Mental alertness, initiative, vision are qualities which you must cultivate. Passive inactivity because you have not been given specific instructions to do this or to do that is a serious deficiency. Always encourage initiative on the part of your men, but initiative must of course, be accompanied by intelligence.
Much of what I have said has been by way of repetition of one thought which I wish you gentlemen to carry with you to your new duties. You will be responsible for a unit in the Army of the United States in this great emergency. Its quality, its discipline, its training will depend upon your leadership. Whatever deficiencies there are must be charged to your failure or incapacity. Remember this: the truly great leader overcomes all difficulties, and campaigns and battles are nothing but a long series of difficulties to be overcome. The lack of equipment, the lack of food, the lack of this or that are only excuses; the real leader displays his quality in his triumphs over adversity, however great it may be.
Good luck to you. We expect great things of you. Your class is the first of which I believe will be the finest group of troop leaders in the world.
Document Copy Text Source: George C. Marshall Papers, Pentagon Office Collection, Speeches, George C. Marshall Research Library, Lexington, Virginia.
Document Format: Typed draft.
1. Marshall was unable to attend the graduation exercises at Fort Benning, Georgia. Brigadier General Omar N. Bradley, commandant of the Infantry School, sent his regrets. We are very sorry that you were unable to come to Benning today for our officer candidate graduating exercises. All three groups of candidates will be assembled and your address will be read to them. Each candidate will also receive a copy. (Bradley to Marshall, September 27, 1941, GCMRL/G. c. Marshall Papers [Pentagon Office, Selected].)
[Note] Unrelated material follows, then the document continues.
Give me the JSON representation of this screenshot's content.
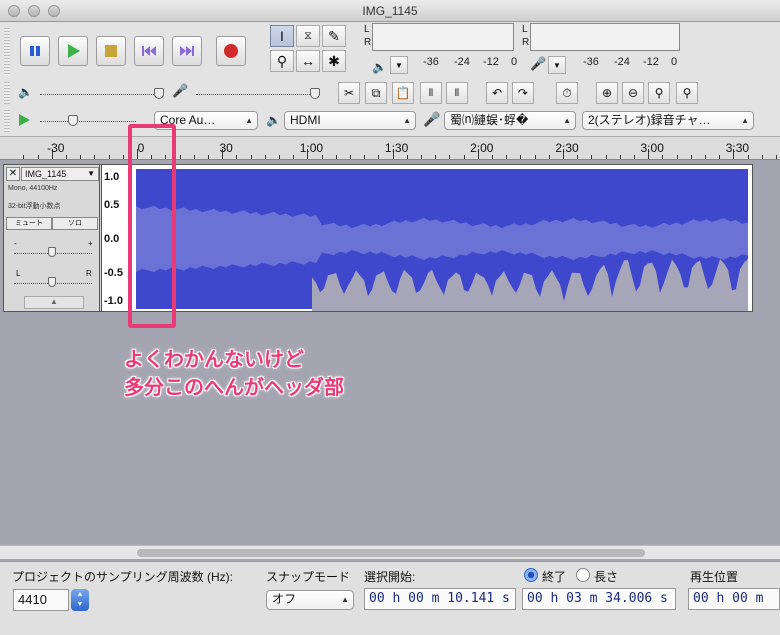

Recommended Citation: ThePapers of George Catlett Marshall, ed.Larry I. Bland, Sharon Ritenour Stevens, and Clarence E. Wunderlin, Jr.(Lexington, Va.: The George C. Marshall Foundation, 1981- ). Electronic version based on The Papers of George Catlett Marshall, vol. 2, “We Cannot Delay,” July 1, 1939-December 6, 1941 (Baltimore and London: The Johns Hopkins University Press, 1986), pp. 619-622.